In August, we were notified of the “all clear’ by Mass Audubon on August 26. We could put our feeders up again. The mystery disease never got further north than New Jersey, then disappeared as suddenly as it had appeared. One notable thing about this time period is that we could often see and smell the smoke from the huge western wildfires that were going on due to very hot and dry conditions.
In September, butterflies, which are getting quite rare, were seen in several areas: monarchs on Vine Brook Rd., and an American Lady butterfly on Howard Rd. A spotted turtle was seen on Vine brook Rd., a spotted sandpiper was seen on Stony Brook. September 17, the last ruby-throated hummingbird was reported.
In October, The fall was very warm. A monarch butterfly was reported on Howard Rd. A very exciting rare bird, a Sora Rail, was reported on Wing Rd. October 31, the first dark-eyed junco (very late for this species) was reported at Old Colony Drive.
In November, the fall continued to be very warm. A double-crested cormorant and a belted kingfisher were reported on Keyes Rd. Spring plants were blooming in various places. November 18, the first white-throated sparrow arrived at Old Colony Drive. A leucistic (white) turkey was reported on Providence Rd.
In December the fall still quite warm, rarely dipping below freezing, often in the 40’s and 50’s, occasional light snow, but no accumulation. An unusual species, a fox sparrow was seen at a feeder on Old Colony Drive. At the end of the month, meteorologists announced that 2021 was the hottest year on record for Boston. Normal average temperature for the past years is 52.3F. The 2021average temp was 54.8F.
Many thanks to all flora and fauna reporters for the month of December. Please send reports for January by January 26, to be included in next month’s column. You can call me at 692-3907, send a note to 7A Old Colony Drive, or e-mail me at firstname.lastname@example.org.
Late November Report:
Leslie Thomas, Old Colony Drive. November 25, “I went to friends for Thanksgiving yesterday about 3:30 and came home about 9:00 to find this bird flying around the kitchen and family room.” [Leslie sent a good photo of a Carolina Wren in her condo-MH] The Animal Control Officer suggested that I let it alone and go to bed…. Then in the morning when it was just daylight, I opened all three doors and it flew out….Such drama!”
Marian/Bill Harman, Old Colony Drive. December 1, 40 degrees and overcast. Eight blue jays at the feeder, a pair of red-bellied woodpeckers, two house sparrows, a white-throated sparrow, a fox sparrow, a downy woodpecker, a chickadee, a titmouse, a white-breasted nuthatch. December 8, a little snow–the first to stick. Dec. 11,
temp went up to 60’s, very rainy. Dec. 12, two ravens overhead.
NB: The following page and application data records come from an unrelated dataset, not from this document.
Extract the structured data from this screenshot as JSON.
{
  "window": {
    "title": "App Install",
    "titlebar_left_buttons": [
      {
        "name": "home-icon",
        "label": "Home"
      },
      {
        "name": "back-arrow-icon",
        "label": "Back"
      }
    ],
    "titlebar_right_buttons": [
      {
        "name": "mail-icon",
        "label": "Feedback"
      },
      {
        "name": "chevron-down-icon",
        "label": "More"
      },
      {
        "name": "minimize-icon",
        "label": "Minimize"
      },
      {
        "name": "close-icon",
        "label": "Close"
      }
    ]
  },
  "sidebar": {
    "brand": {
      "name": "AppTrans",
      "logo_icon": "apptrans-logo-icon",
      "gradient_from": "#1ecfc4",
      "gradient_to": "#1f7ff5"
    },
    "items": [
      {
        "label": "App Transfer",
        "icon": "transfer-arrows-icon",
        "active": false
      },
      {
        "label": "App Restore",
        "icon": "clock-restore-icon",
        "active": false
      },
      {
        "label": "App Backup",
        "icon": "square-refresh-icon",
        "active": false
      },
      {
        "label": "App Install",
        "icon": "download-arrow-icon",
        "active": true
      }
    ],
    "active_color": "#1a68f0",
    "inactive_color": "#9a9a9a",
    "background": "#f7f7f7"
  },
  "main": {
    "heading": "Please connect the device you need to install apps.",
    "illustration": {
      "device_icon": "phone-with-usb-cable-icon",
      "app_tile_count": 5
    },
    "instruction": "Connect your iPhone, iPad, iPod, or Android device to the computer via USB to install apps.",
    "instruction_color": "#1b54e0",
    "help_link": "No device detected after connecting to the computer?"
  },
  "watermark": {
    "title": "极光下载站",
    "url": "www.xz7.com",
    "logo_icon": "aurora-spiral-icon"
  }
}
Dec. 16, temp in 60’s. Otter scats full of fish scales seen next to Keyes Pond. Dec. 19, 30 degrees, a dusting of snow and ice on ground. Dec. 20, walk near Littleton Rd. wetlands: American tree sparrows, juncos, chickadees, a robin, a flock of starlings, downy woodpecker, raven overhead.
Roy Perry, a muticolored duck on Stony Brook. [Roy sent photos and we identified it as a Muscovy Duck–an escaped domestic species. Hopefully it makes it through the winter-MH]